Our practice has a shop-like roller shutter door. We arrive early each day, to prepare the department, attend our 15-minute bullet meeting and to indulge in a quick coffee, before the rush of the day.

It has become a ritual to watch the door as it rolls up, at opening time, every morning. It marks our first interaction with patients, and is a surprise package. It is also bizarre, because we see people from the shoes first, with a slow reveal up the body until, finally, the face emerges. Definitely a different take on the first impression.

One morning, as the door slowly rattled up, we saw three pairs of feet, close together. When the full picture was revealed, we saw an agitated young woman in a black hijab, accompanied by an anxious young man. It transpired that they were a newly married couple, recently living in South Africa, from Egypt, and accompanied by the groom’s brother, who was translating for them. He was clearly their confidant.

The wife spoke first. She wanted a divorce. Her husband did not love her. Rather puzzling, I thought, after only a few weeks of marriage. What could he have done to illicit such an extreme reaction? So soon? I imagined abuse or infidelity, or perhaps, family meddling in their marriage.

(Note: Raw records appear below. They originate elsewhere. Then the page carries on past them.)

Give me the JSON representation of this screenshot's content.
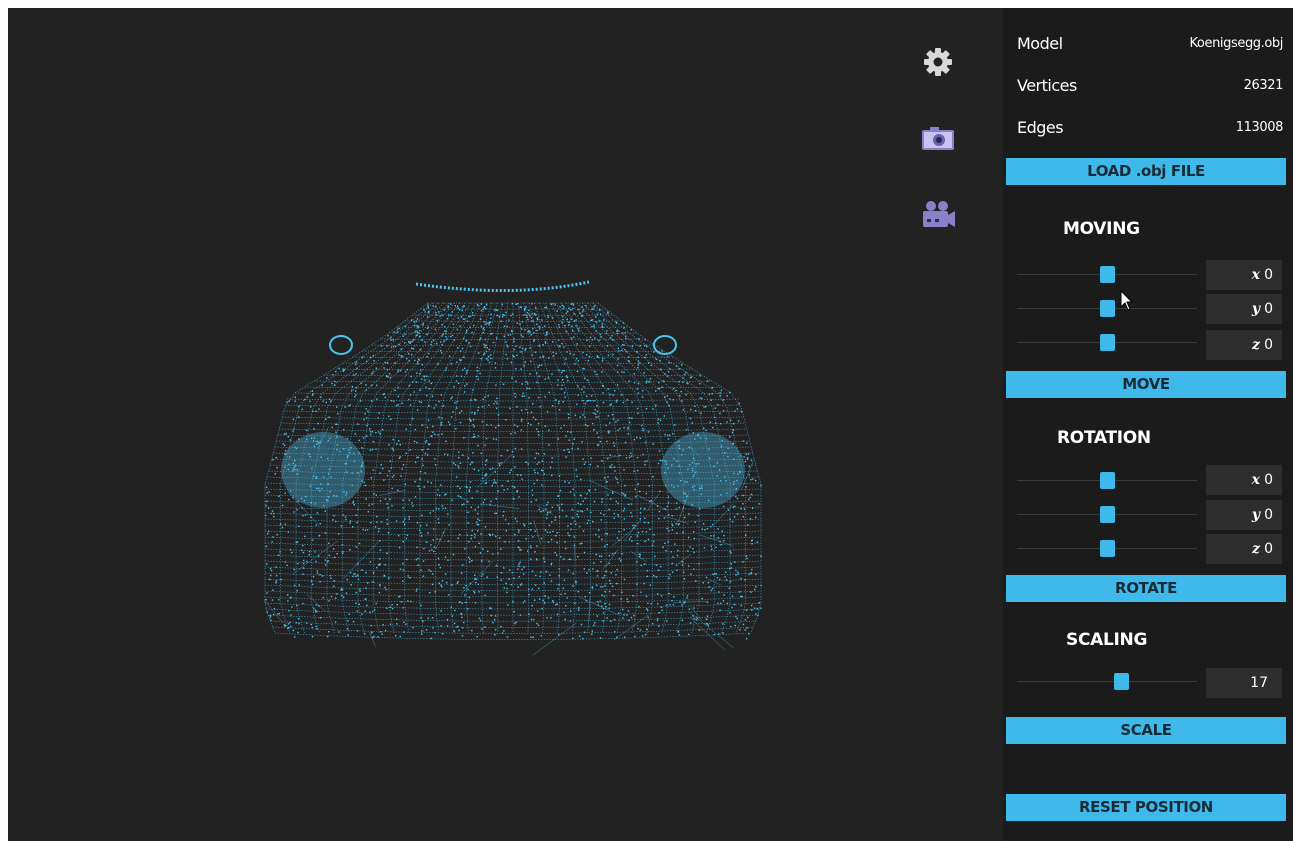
{
  "toolbar": {
    "settings_icon": "gear-icon",
    "screenshot_icon": "camera-icon",
    "record_icon": "video-camera-icon",
    "icon_color": "#8a80c8"
  },
  "model_info": {
    "model_label": "Model",
    "model_value": "Koenigsegg.obj",
    "vertices_label": "Vertices",
    "vertices_value": "26321",
    "edges_label": "Edges",
    "edges_value": "113008"
  },
  "load_button": "LOAD .obj FILE",
  "moving": {
    "title": "MOVING",
    "fields": [
      {
        "axis": "x",
        "value": "0"
      },
      {
        "axis": "y",
        "value": "0"
      },
      {
        "axis": "z",
        "value": "0"
      }
    ],
    "button": "MOVE"
  },
  "rotation": {
    "title": "ROTATION",
    "fields": [
      {
        "axis": "x",
        "value": "0"
      },
      {
        "axis": "y",
        "value": "0"
      },
      {
        "axis": "z",
        "value": "0"
      }
    ],
    "button": "ROTATE"
  },
  "scaling": {
    "title": "SCALING",
    "value": "17",
    "button": "SCALE"
  },
  "reset_button": "RESET POSITION",
  "colors": {
    "accent": "#3fb8ea",
    "viewport_bg": "#222222",
    "panel_bg": "#1b1b1b",
    "wireframe": "#4cc4f2"
  },
  "sliders": {
    "moving": [
      0.5,
      0.5,
      0.5
    ],
    "rotation": [
      0.5,
      0.5,
      0.5
    ],
    "scaling": 0.58
  }
}
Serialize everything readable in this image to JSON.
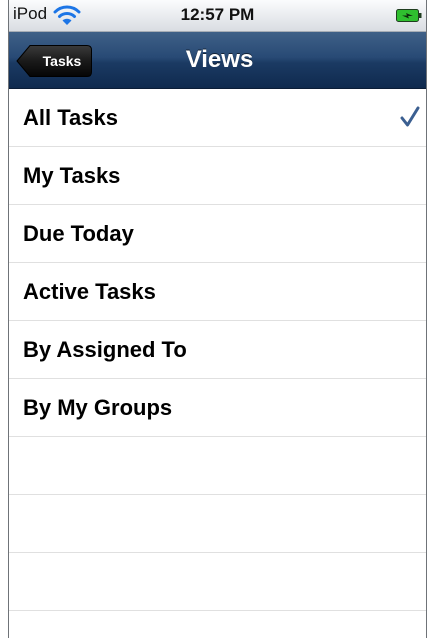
{
  "status_bar": {
    "carrier": "iPod",
    "time": "12:57 PM",
    "wifi_icon": "wifi-icon",
    "battery_icon": "battery-charging-icon"
  },
  "nav_bar": {
    "back_label": "Tasks",
    "title": "Views",
    "bar_color": "#1b3a63"
  },
  "views": [
    {
      "label": "All Tasks",
      "selected": true
    },
    {
      "label": "My Tasks",
      "selected": false
    },
    {
      "label": "Due Today",
      "selected": false
    },
    {
      "label": "Active Tasks",
      "selected": false
    },
    {
      "label": "By Assigned To",
      "selected": false
    },
    {
      "label": "By My Groups",
      "selected": false
    }
  ],
  "checkmark_color": "#3b5f91"
}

Not so. The brother then painted the picture for me. The couple had approached him for advice, shortly after the wedding night. He explained that the groom could not last more than a few minutes before ejaculating, and his wife was left unsatisfied, angry and confused. She was convinced that this was proof that he did not love her. The brother had all but given up trying to advise the couple. It seemed nothing was helping. The situation was escalating and her fury was undiminished. I was surprised at how much intimate information had been shared, so freely, and so soon, with him. I was also puzzled by the intensity of the anger.

I asked if it was an arranged marriage, and they said not. I asked if they loved each other before they got married, and they replied in the affirmative. I asked if they had any sexual experience before the marriage, and he said not. She was evasive, and I decided not to pursue that any further with her. I asked her if her husband was kind and loving and accepting of her, and she said he was. I looked carefully at her face, as she spoke, and it seemed to me to be an honest answer.

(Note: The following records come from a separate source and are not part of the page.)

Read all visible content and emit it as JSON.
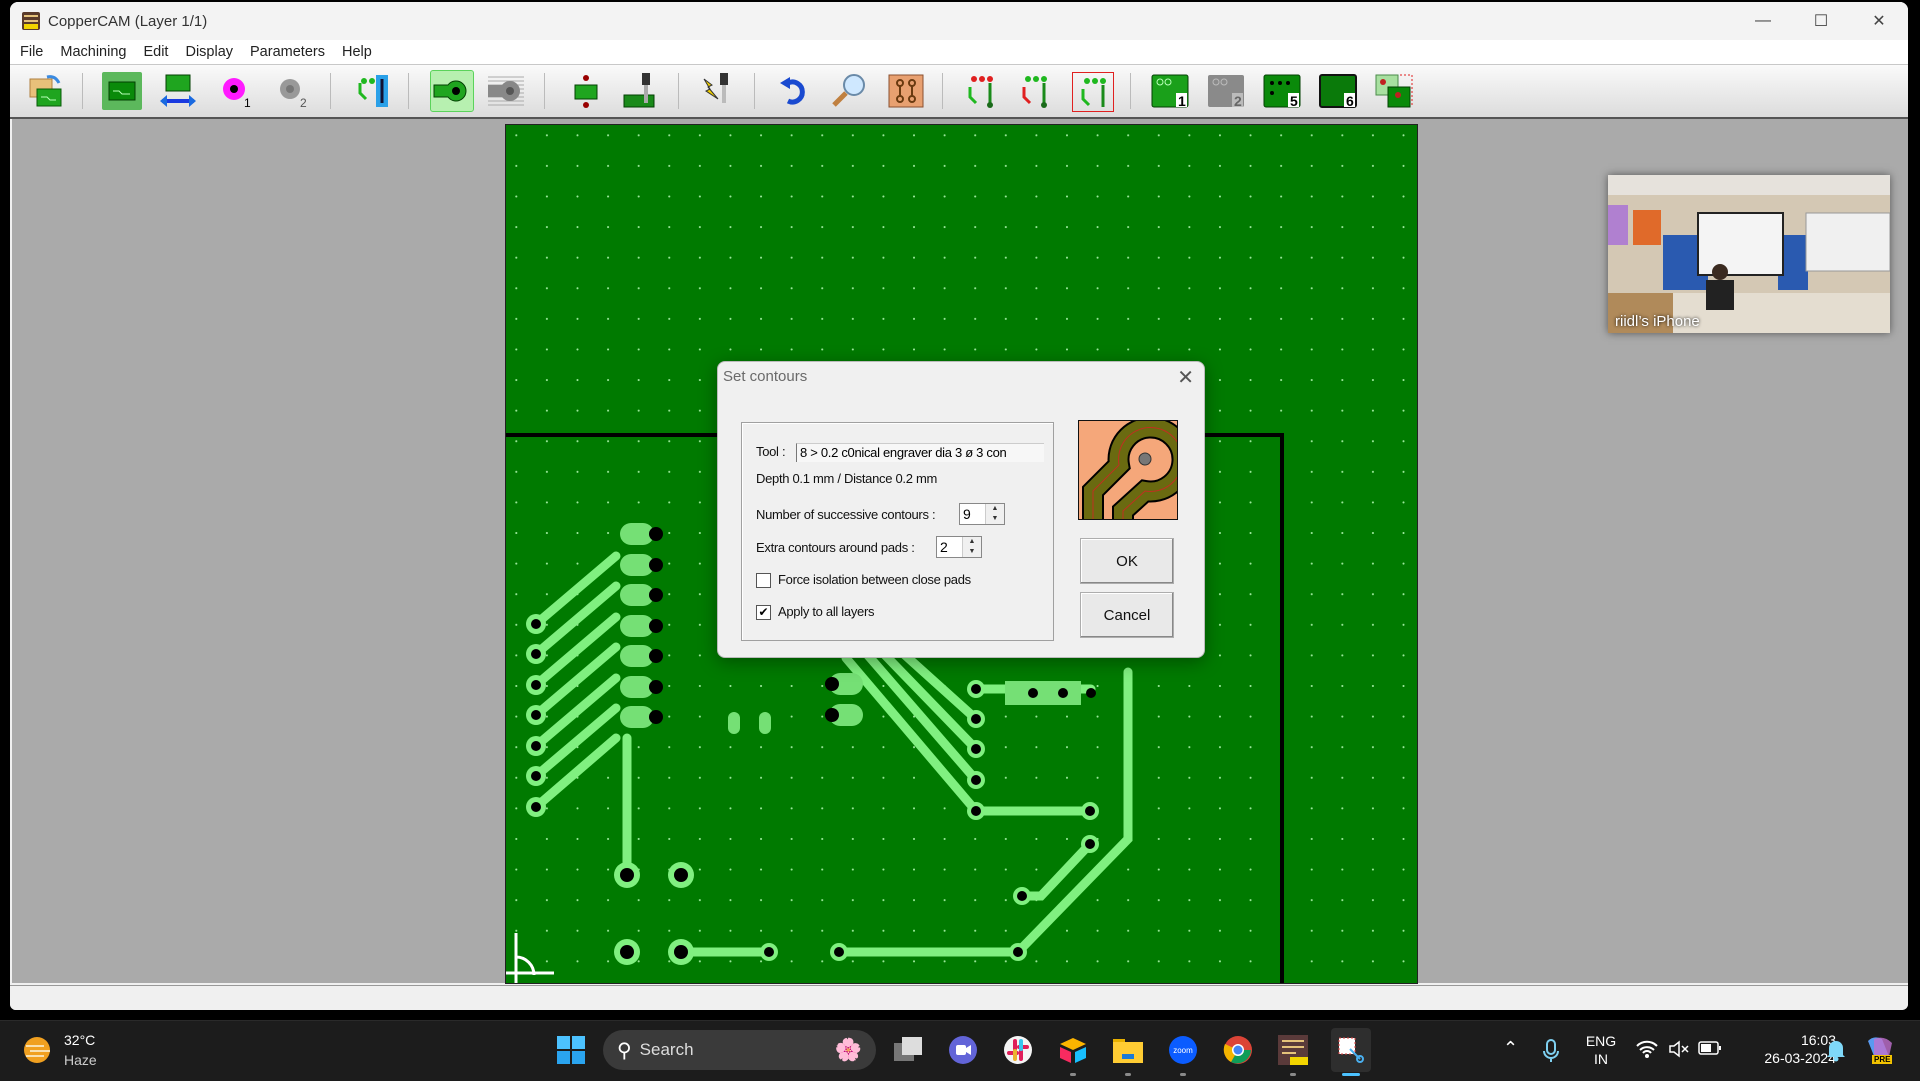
{
  "window": {
    "title": "CopperCAM   (Layer 1/1)",
    "controls": [
      "minimize",
      "maximize",
      "close"
    ]
  },
  "menu": [
    {
      "label": "File",
      "accel": "F"
    },
    {
      "label": "Machining",
      "accel": "M"
    },
    {
      "label": "Edit",
      "accel": "E"
    },
    {
      "label": "Display",
      "accel": "D"
    },
    {
      "label": "Parameters",
      "accel": "P"
    },
    {
      "label": "Help",
      "accel": "H"
    }
  ],
  "toolbar": {
    "buttons": [
      {
        "name": "open-file",
        "icon": "folder-open-pcb-icon"
      },
      {
        "name": "new-board",
        "icon": "pcb-board-icon",
        "active": false
      },
      {
        "name": "board-dimensions",
        "icon": "pcb-width-arrow-icon"
      },
      {
        "name": "drill-1",
        "icon": "magenta-pad-icon",
        "badge": "1"
      },
      {
        "name": "drill-2",
        "icon": "gray-pad-icon",
        "badge": "2"
      },
      {
        "name": "tracks",
        "icon": "tracks-icon"
      },
      {
        "name": "set-contours",
        "icon": "contour-pad-icon",
        "active": true
      },
      {
        "name": "hatching",
        "icon": "hatched-pad-icon"
      },
      {
        "name": "drill-board",
        "icon": "board-drill-point-icon"
      },
      {
        "name": "mill-tool",
        "icon": "mill-tool-icon"
      },
      {
        "name": "engrave-tool",
        "icon": "lightning-tool-icon"
      },
      {
        "name": "undo",
        "icon": "undo-icon"
      },
      {
        "name": "zoom",
        "icon": "magnifier-icon"
      },
      {
        "name": "copper-view",
        "icon": "copper-pcb-icon"
      },
      {
        "name": "select-pads",
        "icon": "red-pads-icon"
      },
      {
        "name": "select-tracks",
        "icon": "red-tracks-icon"
      },
      {
        "name": "select-all",
        "icon": "framed-tracks-icon"
      },
      {
        "name": "layer-1",
        "icon": "layer-tracks-icon",
        "badge": "1"
      },
      {
        "name": "layer-2",
        "icon": "layer-tracks-gray-icon",
        "badge": "2"
      },
      {
        "name": "layer-5",
        "icon": "layer-drills-icon",
        "badge": "5"
      },
      {
        "name": "layer-6",
        "icon": "layer-outline-icon",
        "badge": "6"
      },
      {
        "name": "layers-overlay",
        "icon": "layers-overlay-icon"
      }
    ]
  },
  "dialog": {
    "title": "Set contours",
    "tool_label": "Tool :",
    "tool_value": "8 > 0.2 c0nical engraver dia 3   ø 3   con",
    "depth_distance": "Depth 0.1 mm  /  Distance 0.2 mm",
    "successive_contours_label": "Number of successive contours :",
    "successive_contours_value": "9",
    "extra_contours_label": "Extra contours around pads :",
    "extra_contours_value": "2",
    "force_isolation_label": "Force isolation between close pads",
    "force_isolation_checked": false,
    "apply_all_label": "Apply to all layers",
    "apply_all_checked": true,
    "ok_label": "OK",
    "cancel_label": "Cancel",
    "check_mark": "✔"
  },
  "camera_overlay": {
    "label": "riidl’s iPhone"
  },
  "taskbar": {
    "weather_temp": "32°C",
    "weather_desc": "Haze",
    "search_placeholder": "Search",
    "apps": [
      "task-view",
      "teams-meet",
      "slack",
      "airtable",
      "file-explorer",
      "zoom",
      "chrome",
      "coppercam",
      "snipping-tool"
    ],
    "zoom_label": "zoom",
    "lang_top": "ENG",
    "lang_bottom": "IN",
    "time": "16:03",
    "date": "26-03-2024",
    "copilot_badge": "PRE"
  },
  "colors": {
    "board_green": "#007a00",
    "trace_green": "#80f080",
    "pad_hole": "#000000",
    "preview_copper": "#f5a77a",
    "active_tool": "#b7f0b0"
  }
}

Anger can mask fear, sadness or vulnerability, and I was acutely aware of how sketchy the picture that was presented to me that morning was.  I felt at a loss as to how to proceed in a helpful way. In the end, I did what doctors do. I wrote a script:

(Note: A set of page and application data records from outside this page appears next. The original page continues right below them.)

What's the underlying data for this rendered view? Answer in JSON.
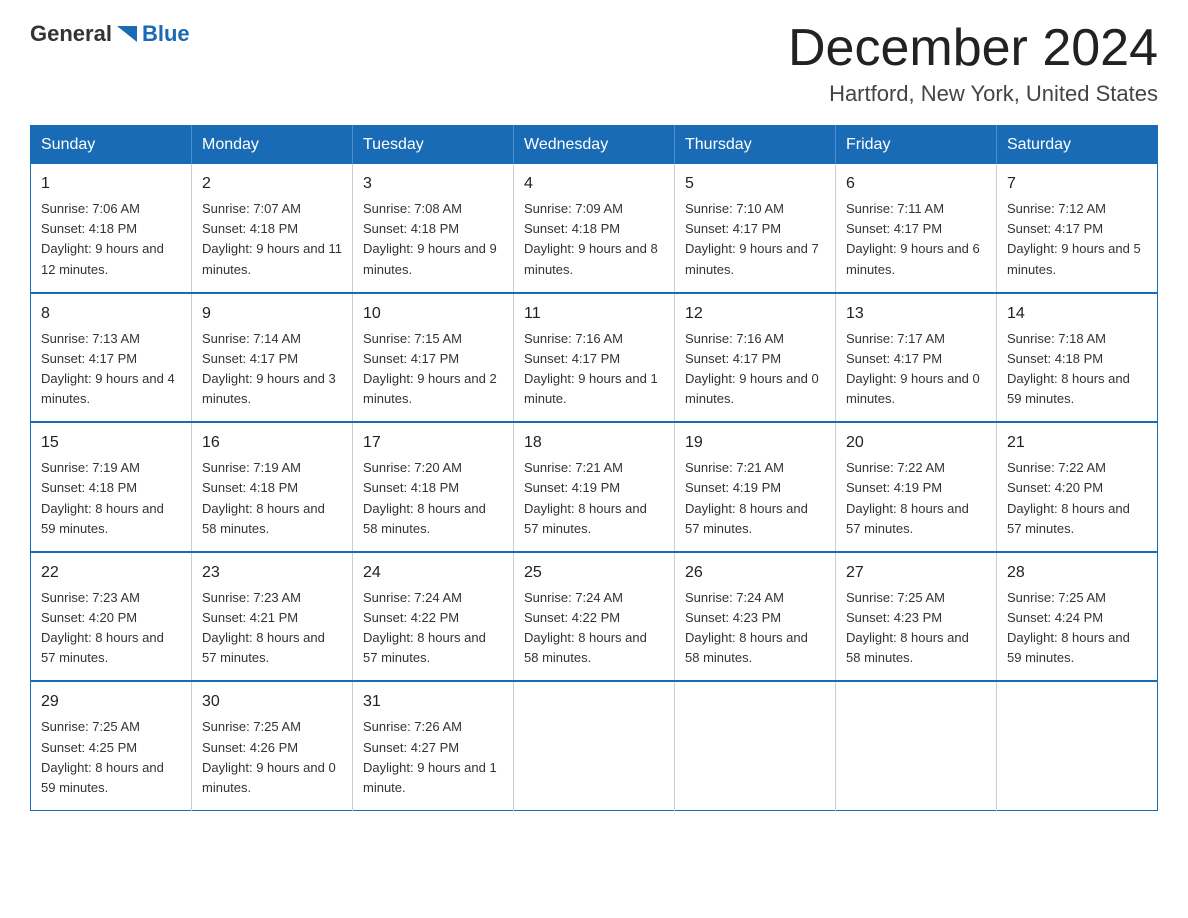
{
  "header": {
    "logo_general": "General",
    "logo_blue": "Blue",
    "title": "December 2024",
    "subtitle": "Hartford, New York, United States"
  },
  "days_of_week": [
    "Sunday",
    "Monday",
    "Tuesday",
    "Wednesday",
    "Thursday",
    "Friday",
    "Saturday"
  ],
  "weeks": [
    [
      {
        "day": "1",
        "sunrise": "7:06 AM",
        "sunset": "4:18 PM",
        "daylight": "9 hours and 12 minutes."
      },
      {
        "day": "2",
        "sunrise": "7:07 AM",
        "sunset": "4:18 PM",
        "daylight": "9 hours and 11 minutes."
      },
      {
        "day": "3",
        "sunrise": "7:08 AM",
        "sunset": "4:18 PM",
        "daylight": "9 hours and 9 minutes."
      },
      {
        "day": "4",
        "sunrise": "7:09 AM",
        "sunset": "4:18 PM",
        "daylight": "9 hours and 8 minutes."
      },
      {
        "day": "5",
        "sunrise": "7:10 AM",
        "sunset": "4:17 PM",
        "daylight": "9 hours and 7 minutes."
      },
      {
        "day": "6",
        "sunrise": "7:11 AM",
        "sunset": "4:17 PM",
        "daylight": "9 hours and 6 minutes."
      },
      {
        "day": "7",
        "sunrise": "7:12 AM",
        "sunset": "4:17 PM",
        "daylight": "9 hours and 5 minutes."
      }
    ],
    [
      {
        "day": "8",
        "sunrise": "7:13 AM",
        "sunset": "4:17 PM",
        "daylight": "9 hours and 4 minutes."
      },
      {
        "day": "9",
        "sunrise": "7:14 AM",
        "sunset": "4:17 PM",
        "daylight": "9 hours and 3 minutes."
      },
      {
        "day": "10",
        "sunrise": "7:15 AM",
        "sunset": "4:17 PM",
        "daylight": "9 hours and 2 minutes."
      },
      {
        "day": "11",
        "sunrise": "7:16 AM",
        "sunset": "4:17 PM",
        "daylight": "9 hours and 1 minute."
      },
      {
        "day": "12",
        "sunrise": "7:16 AM",
        "sunset": "4:17 PM",
        "daylight": "9 hours and 0 minutes."
      },
      {
        "day": "13",
        "sunrise": "7:17 AM",
        "sunset": "4:17 PM",
        "daylight": "9 hours and 0 minutes."
      },
      {
        "day": "14",
        "sunrise": "7:18 AM",
        "sunset": "4:18 PM",
        "daylight": "8 hours and 59 minutes."
      }
    ],
    [
      {
        "day": "15",
        "sunrise": "7:19 AM",
        "sunset": "4:18 PM",
        "daylight": "8 hours and 59 minutes."
      },
      {
        "day": "16",
        "sunrise": "7:19 AM",
        "sunset": "4:18 PM",
        "daylight": "8 hours and 58 minutes."
      },
      {
        "day": "17",
        "sunrise": "7:20 AM",
        "sunset": "4:18 PM",
        "daylight": "8 hours and 58 minutes."
      },
      {
        "day": "18",
        "sunrise": "7:21 AM",
        "sunset": "4:19 PM",
        "daylight": "8 hours and 57 minutes."
      },
      {
        "day": "19",
        "sunrise": "7:21 AM",
        "sunset": "4:19 PM",
        "daylight": "8 hours and 57 minutes."
      },
      {
        "day": "20",
        "sunrise": "7:22 AM",
        "sunset": "4:19 PM",
        "daylight": "8 hours and 57 minutes."
      },
      {
        "day": "21",
        "sunrise": "7:22 AM",
        "sunset": "4:20 PM",
        "daylight": "8 hours and 57 minutes."
      }
    ],
    [
      {
        "day": "22",
        "sunrise": "7:23 AM",
        "sunset": "4:20 PM",
        "daylight": "8 hours and 57 minutes."
      },
      {
        "day": "23",
        "sunrise": "7:23 AM",
        "sunset": "4:21 PM",
        "daylight": "8 hours and 57 minutes."
      },
      {
        "day": "24",
        "sunrise": "7:24 AM",
        "sunset": "4:22 PM",
        "daylight": "8 hours and 57 minutes."
      },
      {
        "day": "25",
        "sunrise": "7:24 AM",
        "sunset": "4:22 PM",
        "daylight": "8 hours and 58 minutes."
      },
      {
        "day": "26",
        "sunrise": "7:24 AM",
        "sunset": "4:23 PM",
        "daylight": "8 hours and 58 minutes."
      },
      {
        "day": "27",
        "sunrise": "7:25 AM",
        "sunset": "4:23 PM",
        "daylight": "8 hours and 58 minutes."
      },
      {
        "day": "28",
        "sunrise": "7:25 AM",
        "sunset": "4:24 PM",
        "daylight": "8 hours and 59 minutes."
      }
    ],
    [
      {
        "day": "29",
        "sunrise": "7:25 AM",
        "sunset": "4:25 PM",
        "daylight": "8 hours and 59 minutes."
      },
      {
        "day": "30",
        "sunrise": "7:25 AM",
        "sunset": "4:26 PM",
        "daylight": "9 hours and 0 minutes."
      },
      {
        "day": "31",
        "sunrise": "7:26 AM",
        "sunset": "4:27 PM",
        "daylight": "9 hours and 1 minute."
      },
      null,
      null,
      null,
      null
    ]
  ]
}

  1. Be kind to one another.
  2. Be kind to yourselves.
  3. Believe in each other.
  4. Trust each other.
  5. Be patient. Give it time. Life is a long walk with many challenges along the way. This is just the first of many.
  6. Share and own the problems that come along.
  7. Educate yourselves.  Chances are, others have experienced exactly what you are going through. Use the wealth of literature available to learn from others’ experience.
  8. Never forget to have fun.

We discussed the script at length, giving some concrete examples of how to approach their specific problem, and they left, seemingly more hopeful.

I have not seen them since. I hope that they found a better way to connect and communicate. Perhaps they found my advice trite and unhelpful.

I’ll probably never know.